As a nationally recognized roadside icon, Hat ‘n’ Boots has been considered a local landmark since it was erected in 1954. It is the last surviving structure of its kind in Seattle. Hat ‘n’ Boots holds considerable sentimental and associative value within the Georgetown community and the residents of the city. By virtue of its character, design, and scale, it is an easily identifiable visual feature of the urban landscape. Hat ‘n’ Boots operated as a gas station from 1954 until 1988. Originally located on East Marginal Marginal Way (US 99) and Corson Avenue, Hat ‘n’ Boots served the many travelers along the US 99 as well as the local community. Designed by Lewis Nasymth, a commercial artist, the Hat served as the office for the gas station and the Boots housed restrooms.

Since the gas station closed in 1988, the structures sat vacant for many years and their condition deteriorated. The Washington State Department of Natural Resources owned the land upon which Hat ‘n’ Boots sat. The State had plans to sell the parcel (part of an 11-acre State-owned site) and offered the structures to the Georgetown Community Council for a nominal price of one dollar. The neighborhood had fought to keep Hat ‘n’ Boots in the neighborhood and embarked on a fundraising campaign to raise money to relocate the structures and restore them to their original glory. The Georgetown Community Council wanted to preserve Hat ‘n’ Boots and make certain they would be protected from demolition or insensitive alterations in the future. Designating the structures as a City landmark was the best approach to preserve Hat ‘n’ Boots. Docomomo WEWA prepared a City of Seattle Landmark nomination for Hat ‘n’ Boots in April 2002 and the structures were designated as an official City landmark later that year.

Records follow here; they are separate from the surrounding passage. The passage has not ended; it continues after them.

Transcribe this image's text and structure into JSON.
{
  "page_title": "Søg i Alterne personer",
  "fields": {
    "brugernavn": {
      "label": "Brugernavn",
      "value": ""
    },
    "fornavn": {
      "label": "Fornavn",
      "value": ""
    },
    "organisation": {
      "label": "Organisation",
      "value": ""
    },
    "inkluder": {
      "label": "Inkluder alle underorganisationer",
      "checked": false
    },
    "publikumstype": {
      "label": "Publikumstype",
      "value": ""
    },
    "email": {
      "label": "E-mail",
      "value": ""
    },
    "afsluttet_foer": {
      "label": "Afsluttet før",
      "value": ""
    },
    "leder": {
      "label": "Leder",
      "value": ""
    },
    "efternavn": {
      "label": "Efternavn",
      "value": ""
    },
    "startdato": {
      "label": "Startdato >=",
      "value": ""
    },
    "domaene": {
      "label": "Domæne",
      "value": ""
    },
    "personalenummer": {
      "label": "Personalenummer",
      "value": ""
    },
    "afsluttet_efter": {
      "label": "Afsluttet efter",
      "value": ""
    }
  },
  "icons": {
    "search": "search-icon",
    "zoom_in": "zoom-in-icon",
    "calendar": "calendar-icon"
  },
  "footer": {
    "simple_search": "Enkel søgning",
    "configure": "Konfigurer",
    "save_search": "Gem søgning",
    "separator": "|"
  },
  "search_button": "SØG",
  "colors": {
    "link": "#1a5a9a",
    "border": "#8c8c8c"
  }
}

The dedicated residents of Georgetown and the Georgetown Community Council worked with the City of Seattle’s Department of Neighborhoods and Parks and Recreation Department to relocate Hat ‘n’ Boots to a new City park (Oxbow Park) four blocks northeast at 6430 Corson Avenue South. The park opened in August 2005 with the Boots restored. Funding to restore the Hat came later. Restoration of the Hat was completed in late 2009. For more information on Hat ‘n’ Boots, go to the Hat ‘n’ Boots website. »